Task:
Every line containing the word "sticker" must be pulled from the records.

Listed records:

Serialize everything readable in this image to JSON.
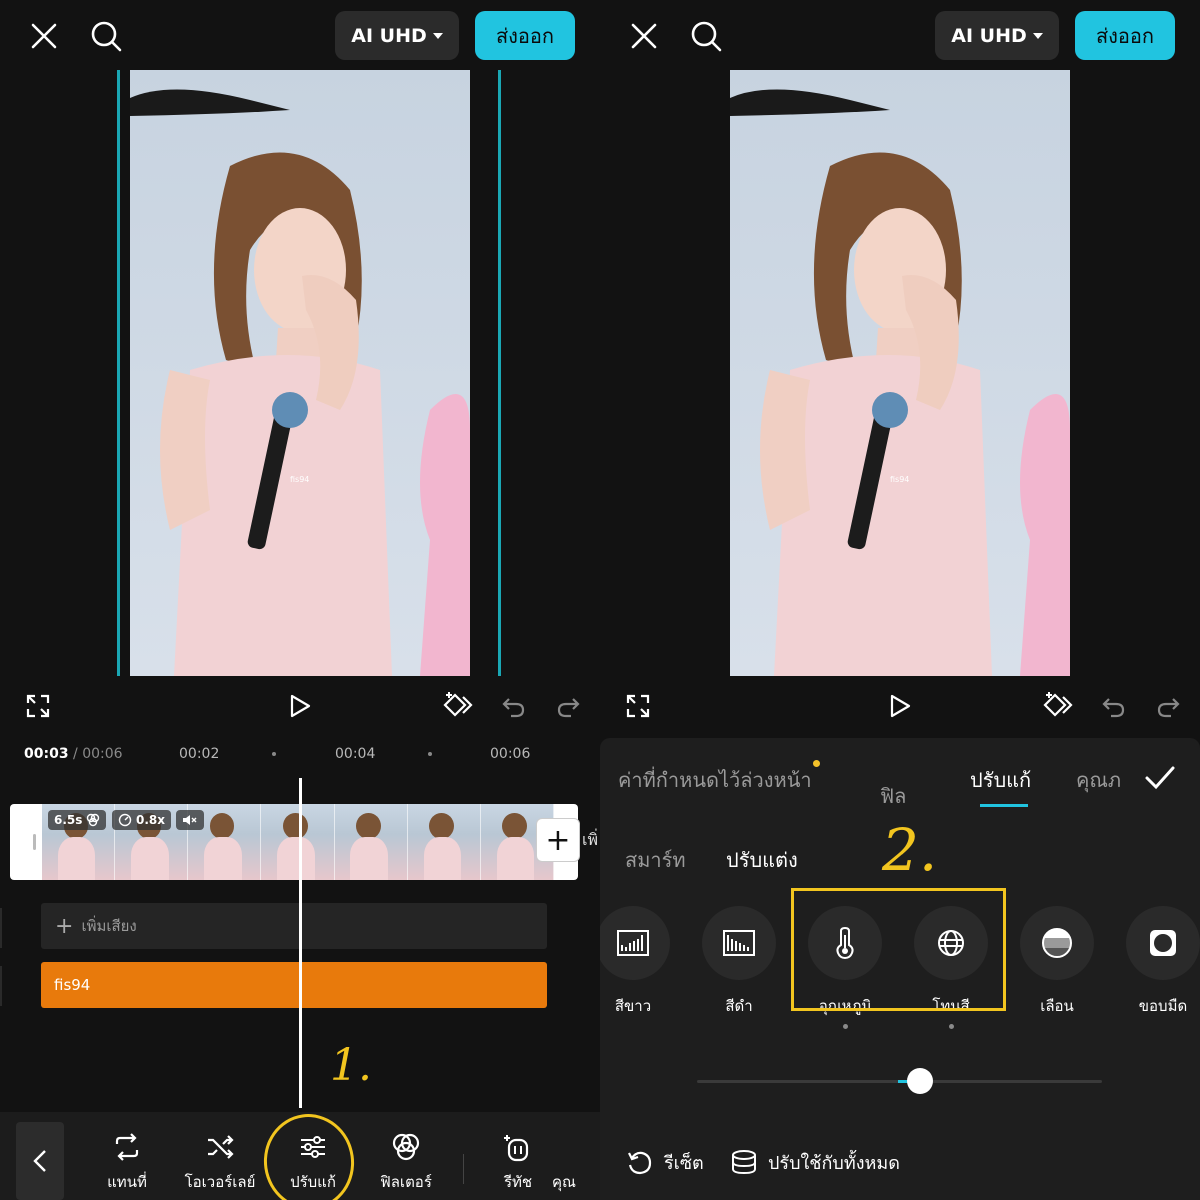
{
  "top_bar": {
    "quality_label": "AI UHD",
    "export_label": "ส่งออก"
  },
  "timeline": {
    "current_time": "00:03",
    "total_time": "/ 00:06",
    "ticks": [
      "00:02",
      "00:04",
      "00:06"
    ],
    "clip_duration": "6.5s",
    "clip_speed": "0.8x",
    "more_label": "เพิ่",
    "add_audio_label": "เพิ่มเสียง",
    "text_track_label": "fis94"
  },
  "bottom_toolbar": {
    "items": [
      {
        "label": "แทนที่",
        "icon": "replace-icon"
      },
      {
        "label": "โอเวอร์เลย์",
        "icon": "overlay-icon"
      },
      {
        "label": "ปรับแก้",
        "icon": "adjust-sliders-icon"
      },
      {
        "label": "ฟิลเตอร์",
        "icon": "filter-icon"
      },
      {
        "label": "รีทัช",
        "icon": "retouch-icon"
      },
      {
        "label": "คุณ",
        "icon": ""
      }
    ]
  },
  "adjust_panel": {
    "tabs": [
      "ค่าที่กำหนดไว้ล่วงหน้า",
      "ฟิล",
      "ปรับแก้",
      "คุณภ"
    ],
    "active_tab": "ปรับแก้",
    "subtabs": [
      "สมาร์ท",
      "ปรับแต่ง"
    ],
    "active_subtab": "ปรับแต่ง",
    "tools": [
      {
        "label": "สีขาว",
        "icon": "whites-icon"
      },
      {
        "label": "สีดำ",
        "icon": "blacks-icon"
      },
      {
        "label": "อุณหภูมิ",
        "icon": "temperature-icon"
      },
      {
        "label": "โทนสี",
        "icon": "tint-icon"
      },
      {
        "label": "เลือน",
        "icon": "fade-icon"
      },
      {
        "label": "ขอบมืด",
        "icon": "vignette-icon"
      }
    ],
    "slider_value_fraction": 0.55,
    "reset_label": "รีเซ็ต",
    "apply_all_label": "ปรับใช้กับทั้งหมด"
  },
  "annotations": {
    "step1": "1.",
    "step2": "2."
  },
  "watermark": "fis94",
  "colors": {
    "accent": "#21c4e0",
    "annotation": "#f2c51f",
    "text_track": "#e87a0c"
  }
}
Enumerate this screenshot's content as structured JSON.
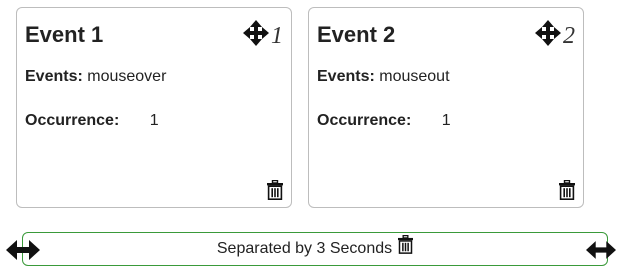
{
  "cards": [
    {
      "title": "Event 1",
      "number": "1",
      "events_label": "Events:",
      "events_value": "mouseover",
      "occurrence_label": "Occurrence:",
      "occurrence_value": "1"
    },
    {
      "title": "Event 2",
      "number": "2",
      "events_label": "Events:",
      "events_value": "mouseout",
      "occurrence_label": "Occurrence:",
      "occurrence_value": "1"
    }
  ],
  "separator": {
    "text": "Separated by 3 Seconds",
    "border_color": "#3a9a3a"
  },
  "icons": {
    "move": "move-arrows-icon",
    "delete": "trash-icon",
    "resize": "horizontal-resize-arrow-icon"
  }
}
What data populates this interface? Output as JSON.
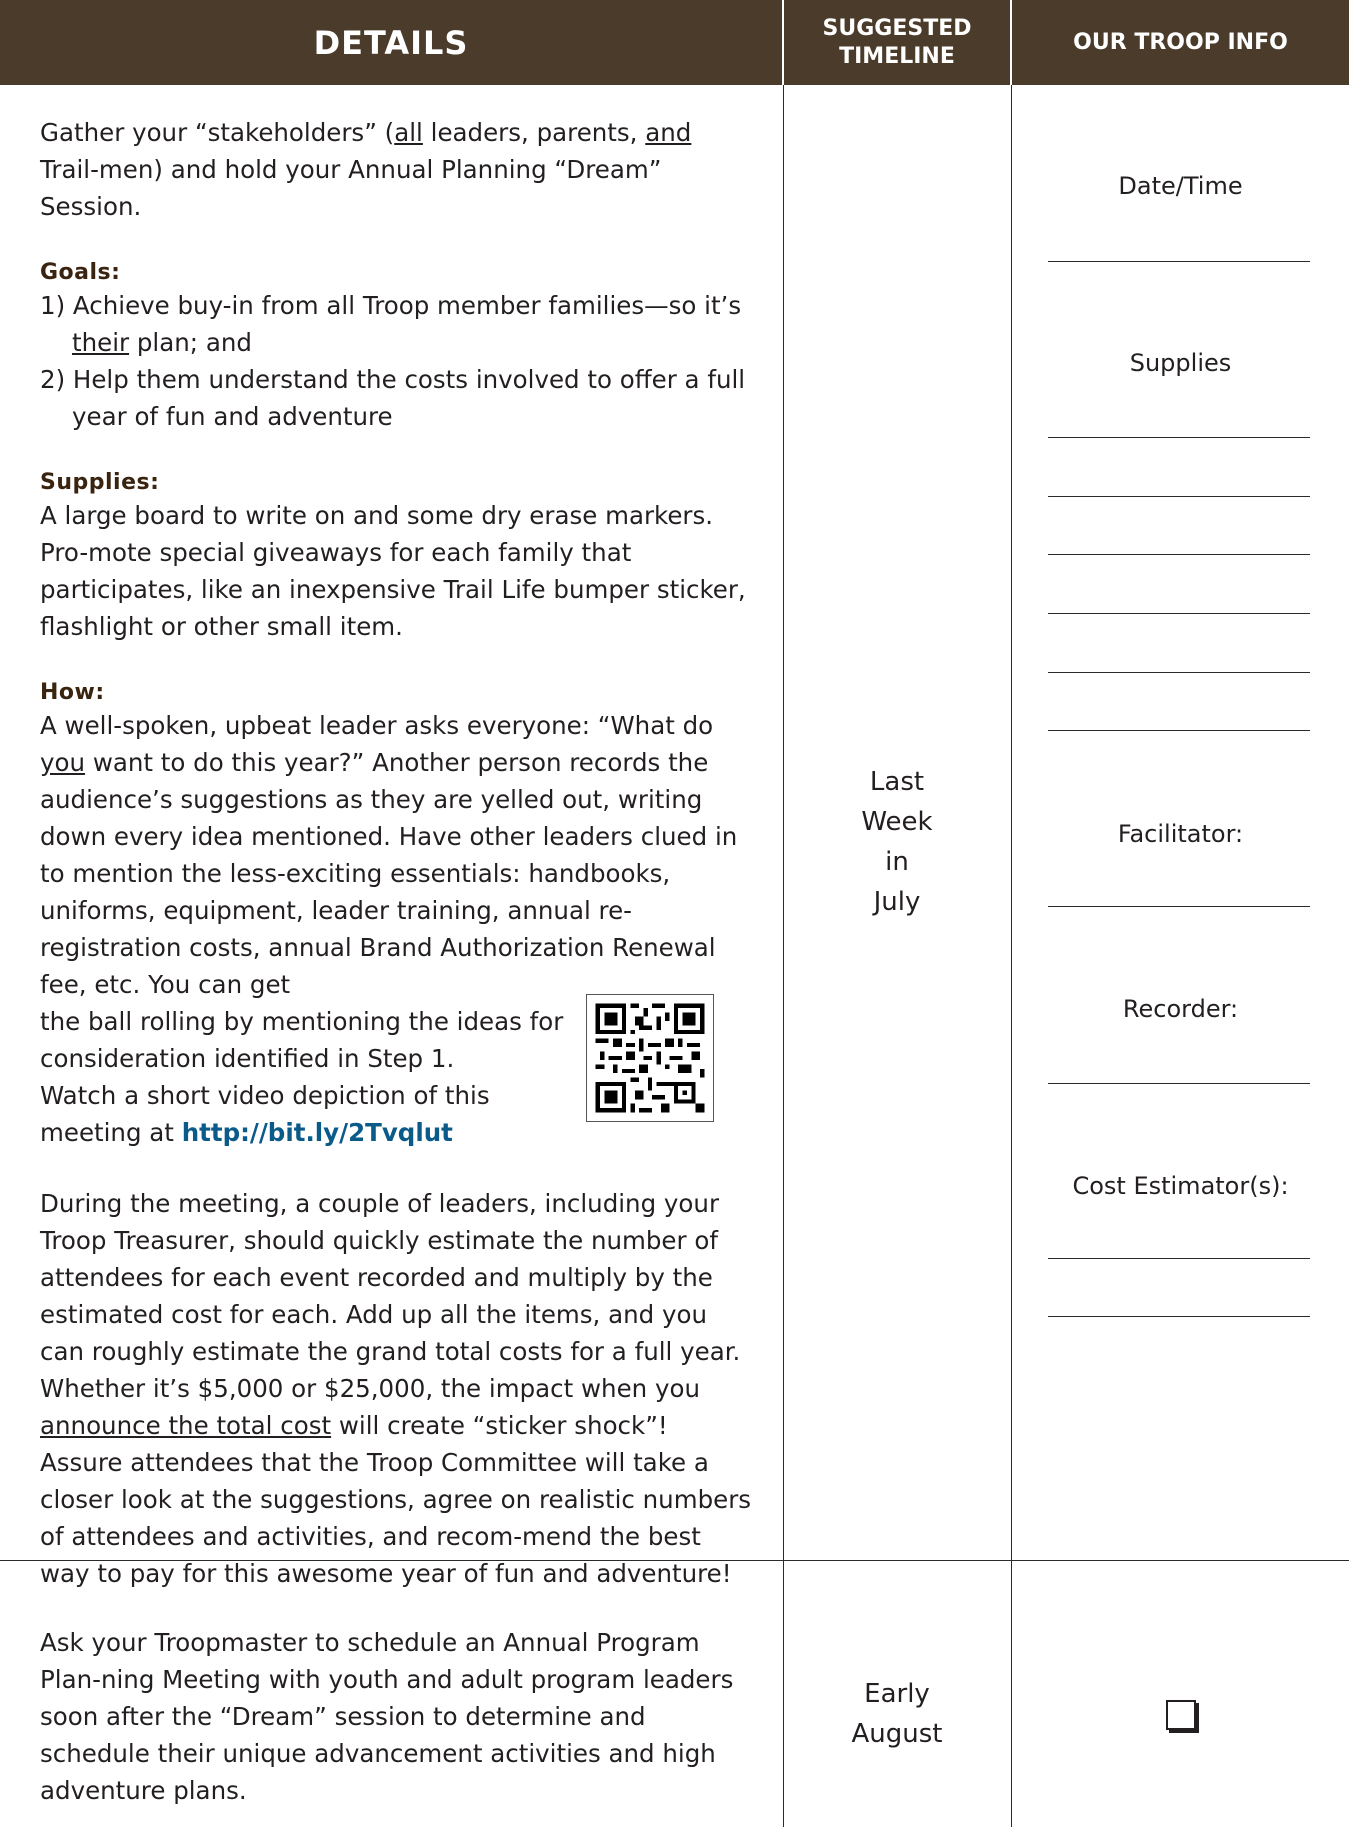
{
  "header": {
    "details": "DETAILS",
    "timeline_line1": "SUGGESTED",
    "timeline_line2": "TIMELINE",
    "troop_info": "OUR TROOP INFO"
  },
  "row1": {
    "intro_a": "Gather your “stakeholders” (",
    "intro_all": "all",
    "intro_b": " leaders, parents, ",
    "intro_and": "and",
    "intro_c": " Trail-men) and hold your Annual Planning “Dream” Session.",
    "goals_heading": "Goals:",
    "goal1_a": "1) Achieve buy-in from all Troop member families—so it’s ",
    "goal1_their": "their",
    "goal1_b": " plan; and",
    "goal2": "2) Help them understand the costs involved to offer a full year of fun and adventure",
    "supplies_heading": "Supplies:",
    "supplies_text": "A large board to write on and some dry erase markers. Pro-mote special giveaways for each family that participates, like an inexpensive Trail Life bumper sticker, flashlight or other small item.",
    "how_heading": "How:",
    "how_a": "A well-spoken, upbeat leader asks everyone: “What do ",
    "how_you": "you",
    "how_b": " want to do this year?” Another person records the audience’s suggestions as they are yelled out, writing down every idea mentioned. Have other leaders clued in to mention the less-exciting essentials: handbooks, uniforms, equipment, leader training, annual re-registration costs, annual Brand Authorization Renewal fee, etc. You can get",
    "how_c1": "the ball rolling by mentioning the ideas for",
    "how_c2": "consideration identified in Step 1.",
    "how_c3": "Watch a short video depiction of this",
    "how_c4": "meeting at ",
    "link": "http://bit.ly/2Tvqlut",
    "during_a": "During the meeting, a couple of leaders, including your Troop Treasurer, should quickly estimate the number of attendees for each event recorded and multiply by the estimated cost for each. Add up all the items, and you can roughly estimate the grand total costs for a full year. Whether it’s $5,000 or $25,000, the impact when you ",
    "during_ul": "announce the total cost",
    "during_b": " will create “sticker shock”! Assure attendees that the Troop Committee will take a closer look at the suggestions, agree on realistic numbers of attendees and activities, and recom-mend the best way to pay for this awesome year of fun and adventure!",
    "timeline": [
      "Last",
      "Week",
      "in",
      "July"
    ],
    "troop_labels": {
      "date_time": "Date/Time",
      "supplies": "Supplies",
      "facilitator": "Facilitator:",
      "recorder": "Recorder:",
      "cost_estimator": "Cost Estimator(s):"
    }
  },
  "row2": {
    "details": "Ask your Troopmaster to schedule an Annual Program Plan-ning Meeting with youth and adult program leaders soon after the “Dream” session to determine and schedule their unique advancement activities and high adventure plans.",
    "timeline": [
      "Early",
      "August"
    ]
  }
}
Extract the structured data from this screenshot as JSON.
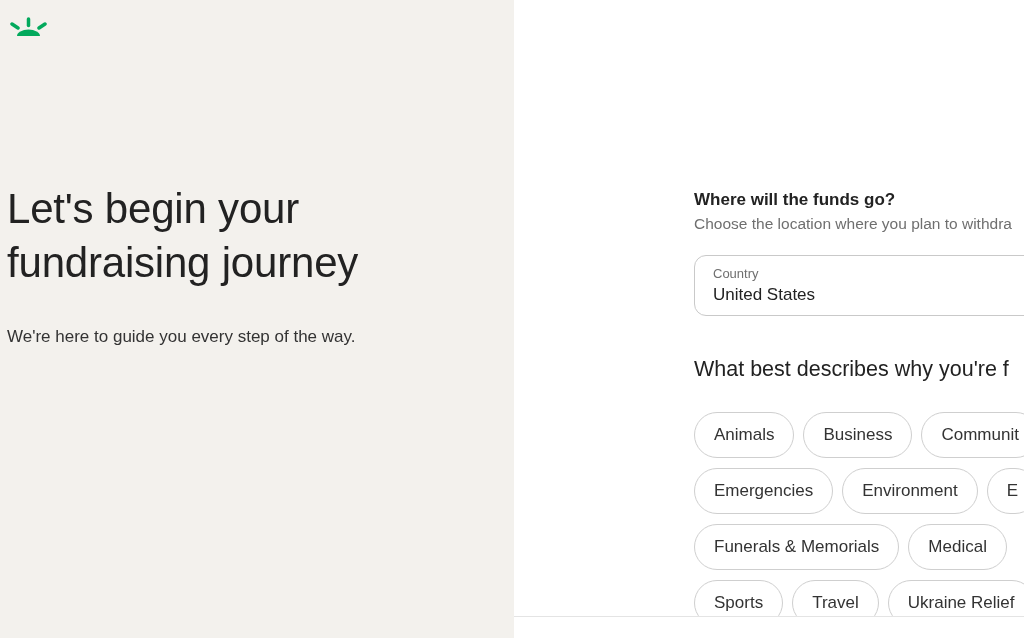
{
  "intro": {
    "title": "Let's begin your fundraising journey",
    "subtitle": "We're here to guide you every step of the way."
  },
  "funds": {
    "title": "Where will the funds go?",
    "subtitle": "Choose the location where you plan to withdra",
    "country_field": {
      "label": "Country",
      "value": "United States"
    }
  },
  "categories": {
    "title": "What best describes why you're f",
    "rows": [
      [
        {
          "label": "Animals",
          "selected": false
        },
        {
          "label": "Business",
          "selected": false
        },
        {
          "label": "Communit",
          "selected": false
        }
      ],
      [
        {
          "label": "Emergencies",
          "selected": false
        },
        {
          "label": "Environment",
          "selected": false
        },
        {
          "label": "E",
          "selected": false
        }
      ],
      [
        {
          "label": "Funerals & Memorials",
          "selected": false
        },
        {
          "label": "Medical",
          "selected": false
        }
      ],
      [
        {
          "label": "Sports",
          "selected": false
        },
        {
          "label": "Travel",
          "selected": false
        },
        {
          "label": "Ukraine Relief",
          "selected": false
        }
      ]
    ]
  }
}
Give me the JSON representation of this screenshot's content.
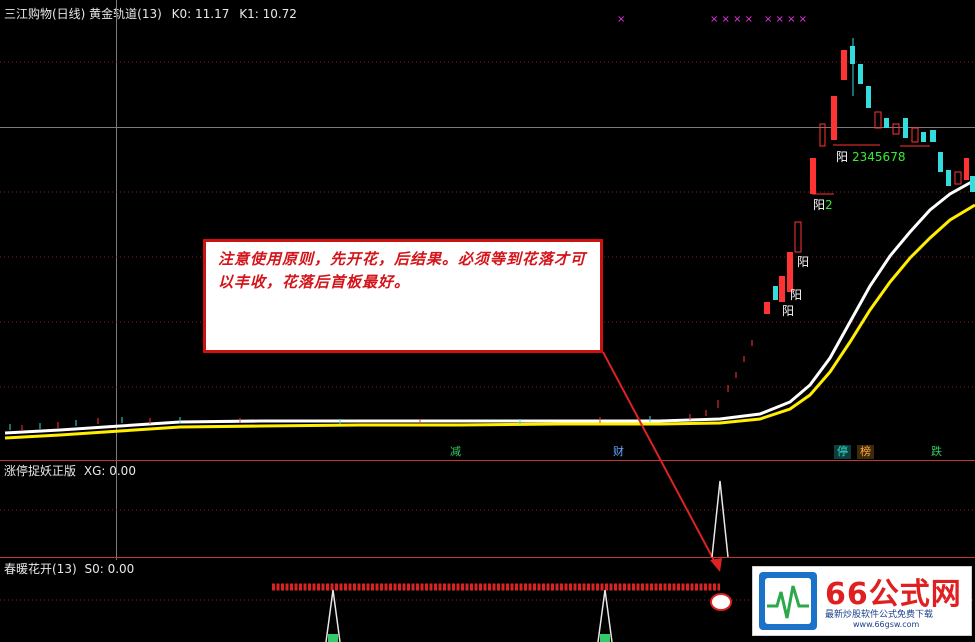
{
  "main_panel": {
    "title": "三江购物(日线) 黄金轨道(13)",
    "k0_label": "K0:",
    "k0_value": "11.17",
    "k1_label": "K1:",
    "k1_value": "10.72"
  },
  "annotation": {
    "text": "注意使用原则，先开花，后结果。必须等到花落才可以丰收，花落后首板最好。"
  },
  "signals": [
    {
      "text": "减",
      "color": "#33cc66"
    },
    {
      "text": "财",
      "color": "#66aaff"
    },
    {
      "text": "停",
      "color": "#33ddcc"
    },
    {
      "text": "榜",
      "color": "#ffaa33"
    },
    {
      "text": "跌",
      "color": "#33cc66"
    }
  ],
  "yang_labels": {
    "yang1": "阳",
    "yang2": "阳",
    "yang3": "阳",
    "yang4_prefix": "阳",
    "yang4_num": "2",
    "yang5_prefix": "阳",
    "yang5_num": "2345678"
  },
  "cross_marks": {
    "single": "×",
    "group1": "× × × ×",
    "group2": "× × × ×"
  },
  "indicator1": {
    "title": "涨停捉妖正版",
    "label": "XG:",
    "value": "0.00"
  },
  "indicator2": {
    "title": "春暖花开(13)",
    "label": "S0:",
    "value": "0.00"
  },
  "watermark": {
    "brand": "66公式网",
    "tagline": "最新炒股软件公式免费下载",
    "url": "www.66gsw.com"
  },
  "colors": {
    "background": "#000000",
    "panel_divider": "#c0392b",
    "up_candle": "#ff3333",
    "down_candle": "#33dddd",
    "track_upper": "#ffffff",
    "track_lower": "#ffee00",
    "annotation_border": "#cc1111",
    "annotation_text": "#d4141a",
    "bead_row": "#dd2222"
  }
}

Output below:
    "supplies_text": "A large board to write on and some dry erase markers. Pro-mote special giveaways for each family that participates, like an inexpensive Trail Life bumper sticker, flashlight or other small item.",
    "during_b": " will create “sticker shock”! Assure attendees that the Troop Committee will take a closer look at the suggestions, agree on realistic numbers of attendees and activities, and recom-mend the best way to pay for this awesome year of fun and adventure!",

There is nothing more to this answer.